__To do__
Each line below that contains "content" counts once; report the total and nothing more.

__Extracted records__
━━━━━━━━

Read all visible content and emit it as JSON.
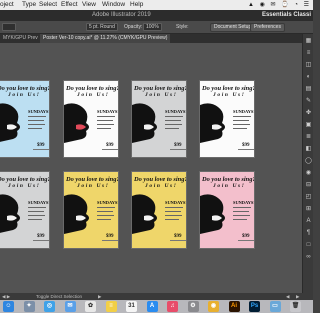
{
  "menubar": {
    "items": [
      "oject",
      "Type",
      "Select",
      "Effect",
      "View",
      "Window",
      "Help"
    ],
    "status_icons": "▲ ◉ ✉ ⌚ ◔ ☰"
  },
  "titlebar": {
    "app_title": "Adobe Illustrator 2019",
    "workspace": "Essentials Classi"
  },
  "controlbar": {
    "stroke_value": "5 pt. Round",
    "opacity_label": "Opacity:",
    "opacity_value": "100%",
    "style_label": "Style:",
    "document_setup": "Document Setup",
    "preferences": "Preferences"
  },
  "tabs": [
    {
      "label": "MYK/GPU Preview)",
      "active": false
    },
    {
      "label": "Poster Ver-10 copy.ai* @ 11.27% (CMYK/GPU Preview)",
      "active": true
    }
  ],
  "posters": [
    {
      "variant": "blue"
    },
    {
      "variant": "white"
    },
    {
      "variant": "grey"
    },
    {
      "variant": "white"
    },
    {
      "variant": "grey"
    },
    {
      "variant": "yellow"
    },
    {
      "variant": "yellow"
    },
    {
      "variant": "pink"
    }
  ],
  "poster_text": {
    "headline": "Do you love to sing?",
    "sub": "Join Us!",
    "question": "SUNDAYS!",
    "price": "$99"
  },
  "statusbar": {
    "tool": "Toggle Direct Selection"
  },
  "dock": {
    "apps": [
      {
        "icon": "finder-icon",
        "glyph": "☺",
        "color": "#2f86e0"
      },
      {
        "icon": "launchpad-icon",
        "glyph": "✦",
        "color": "#7b8fa8"
      },
      {
        "icon": "safari-icon",
        "glyph": "◎",
        "color": "#3fa2e8"
      },
      {
        "icon": "mail-icon",
        "glyph": "✉",
        "color": "#5aa0e8"
      },
      {
        "icon": "photos-icon",
        "glyph": "✿",
        "color": "#e8e8e8"
      },
      {
        "icon": "notes-icon",
        "glyph": "≡",
        "color": "#f2cf46"
      },
      {
        "icon": "calendar-icon",
        "glyph": "31",
        "color": "#f5f5f5"
      },
      {
        "icon": "app-store-icon",
        "glyph": "A",
        "color": "#2a8cf0"
      },
      {
        "icon": "music-icon",
        "glyph": "♫",
        "color": "#e84d6a"
      },
      {
        "icon": "system-preferences-icon",
        "glyph": "⚙",
        "color": "#8a8a8e"
      },
      {
        "icon": "chrome-icon",
        "glyph": "◉",
        "color": "#e8b030"
      },
      {
        "icon": "illustrator-icon",
        "glyph": "Ai",
        "color": "#2b1300"
      },
      {
        "icon": "photoshop-icon",
        "glyph": "Ps",
        "color": "#001d34"
      },
      {
        "icon": "folder-icon",
        "glyph": "▭",
        "color": "#6aa8d8"
      },
      {
        "icon": "trash-icon",
        "glyph": "🗑",
        "color": "#c8c8cc"
      }
    ]
  }
}
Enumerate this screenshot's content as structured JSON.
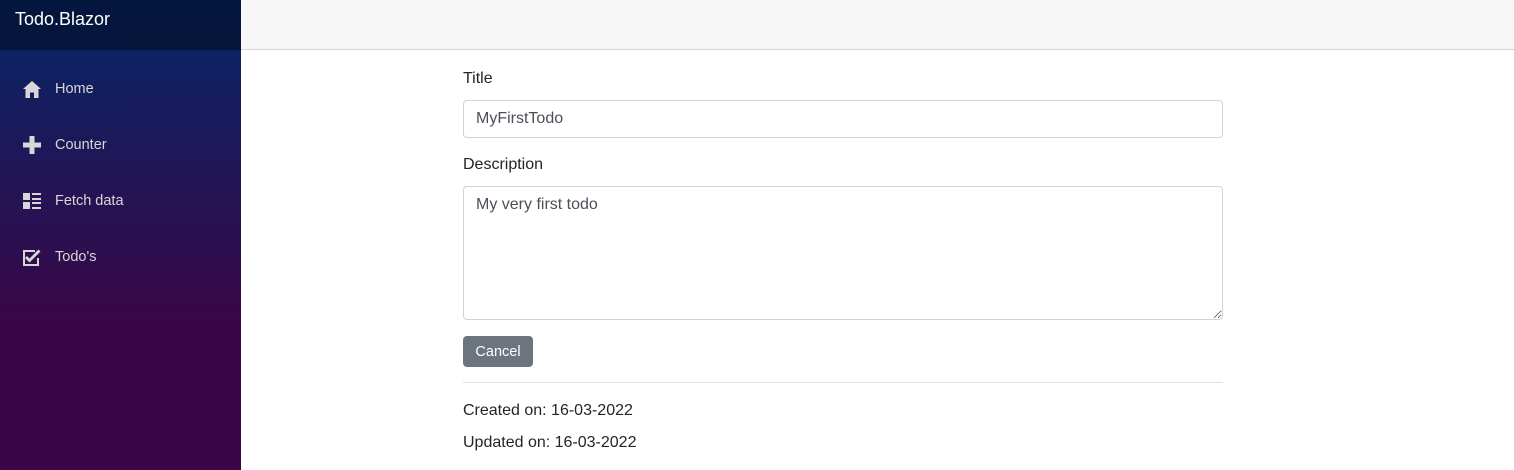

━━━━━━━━

__Your response__
2